The Biden campaign is a three-stage missile that carries no payload. Roaring, crackling and rising on a tail of fire, it landed in the first two states with no real purpose. In the final days of his dismal New Hampshire campaign, the Biden campaign went on the attack, blasting Pete Buttigieg and Bernie Sanders, but the gun was shooting Nerf bullets. The best it could do was mock Buttigieg’s lack of experience and Sanders’ inelectability, unaware, perhaps, that the voters might be repelled by Biden’s experience and all too aware of his own inelectability.
Speaking of inelectability, sometimes it seems like Biden has been running for the White House for the past 33 years. Wait a minute. He has been running for the White House for the past 33 years. One would think that having spent eight years in the White House as Barack Obama’s first lieutenant, Biden would have sated his hunger for power. Instead, the position seems to have only enlarged his lust for the top job. As Jeff Greenfield recently wrote in these pages, voters disdain candidates like him and Hillary Clinton and Dan Quayle and Bob Dole and Al Gore and Walter Mondale and Hubert Humphrey who run on the premise that it’s “their turn” to be president. But being the ultimate vice president, as you could argue Biden was, isn’t sufficient to promote him to the top job. Voters need a better reason for casting their ballot than, “I’m Joe Biden; you know me.” So far, Biden hasn’t given it to them.
The only campaign muscle that Biden has flexed that the other candidates haven’t is his superhuman capacity for empathy. His personal testimonies of loss and grief, his ability to connect with others who have suffered, are great enough to move even the hardcore cynics in the house. But unless we’re electing a national therapy dog, which we’re not, Biden’s emotional intelligence isn’t a good enough reason to send him to the White House.
Biden has worked long and hard in public service and if he needs a prize before he’s willing to take permanent retirement in Delaware, will someone please issue him a plaque and a medal? The saddest thing about the doomed candidacy Biden is piloting is that nobody—outside his family and paid staff—will weep the day it sputters and falls back to earth.
Have any of the Delaware banks issued a Biden affinity card? And why not? Send therapy dogs to Shafer.Politico@gmail.com.
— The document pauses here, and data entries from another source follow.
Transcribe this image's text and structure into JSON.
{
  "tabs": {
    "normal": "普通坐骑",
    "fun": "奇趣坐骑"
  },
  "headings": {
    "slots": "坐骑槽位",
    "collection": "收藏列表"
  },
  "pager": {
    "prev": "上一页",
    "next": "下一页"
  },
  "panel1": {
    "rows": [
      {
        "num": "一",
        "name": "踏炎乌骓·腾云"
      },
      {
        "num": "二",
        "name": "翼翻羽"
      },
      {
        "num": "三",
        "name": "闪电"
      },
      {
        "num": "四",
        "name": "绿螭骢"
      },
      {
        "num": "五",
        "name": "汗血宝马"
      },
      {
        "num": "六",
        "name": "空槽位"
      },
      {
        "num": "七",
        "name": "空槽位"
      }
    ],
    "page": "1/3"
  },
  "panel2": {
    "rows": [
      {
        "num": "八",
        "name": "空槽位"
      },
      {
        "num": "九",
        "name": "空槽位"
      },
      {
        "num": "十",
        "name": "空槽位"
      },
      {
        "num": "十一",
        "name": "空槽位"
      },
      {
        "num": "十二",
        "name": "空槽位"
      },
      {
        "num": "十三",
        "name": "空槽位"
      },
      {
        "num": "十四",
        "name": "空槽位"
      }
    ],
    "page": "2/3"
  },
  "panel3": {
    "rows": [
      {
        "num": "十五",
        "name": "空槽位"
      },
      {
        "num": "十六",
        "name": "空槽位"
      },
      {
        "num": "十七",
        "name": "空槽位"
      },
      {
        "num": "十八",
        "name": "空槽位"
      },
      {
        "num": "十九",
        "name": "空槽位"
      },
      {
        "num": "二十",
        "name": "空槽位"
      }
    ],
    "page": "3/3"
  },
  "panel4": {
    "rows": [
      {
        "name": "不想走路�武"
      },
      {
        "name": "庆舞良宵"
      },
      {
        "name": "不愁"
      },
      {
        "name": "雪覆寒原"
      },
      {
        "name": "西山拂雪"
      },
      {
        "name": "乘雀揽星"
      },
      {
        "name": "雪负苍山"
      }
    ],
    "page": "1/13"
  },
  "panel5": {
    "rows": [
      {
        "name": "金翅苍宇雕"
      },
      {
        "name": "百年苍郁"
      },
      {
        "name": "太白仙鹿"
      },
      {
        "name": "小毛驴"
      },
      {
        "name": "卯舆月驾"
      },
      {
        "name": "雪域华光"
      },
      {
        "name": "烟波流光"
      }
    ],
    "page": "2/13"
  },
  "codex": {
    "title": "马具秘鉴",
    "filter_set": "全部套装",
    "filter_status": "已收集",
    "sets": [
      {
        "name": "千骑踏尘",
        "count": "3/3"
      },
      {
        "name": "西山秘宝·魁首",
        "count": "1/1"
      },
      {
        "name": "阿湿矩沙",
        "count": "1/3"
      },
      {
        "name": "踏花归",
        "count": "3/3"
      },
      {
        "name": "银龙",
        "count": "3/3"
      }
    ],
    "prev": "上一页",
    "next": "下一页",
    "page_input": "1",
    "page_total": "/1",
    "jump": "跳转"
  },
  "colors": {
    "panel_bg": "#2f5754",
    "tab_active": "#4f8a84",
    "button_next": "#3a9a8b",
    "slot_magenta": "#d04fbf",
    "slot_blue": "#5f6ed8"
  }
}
My email alerts worked on the Quayle for president campaign. My Twitter feed’s least favorite baseball stadium of all time was the Hubert H. Humphrey Metrodome. My RSS feed insists that its turn will return.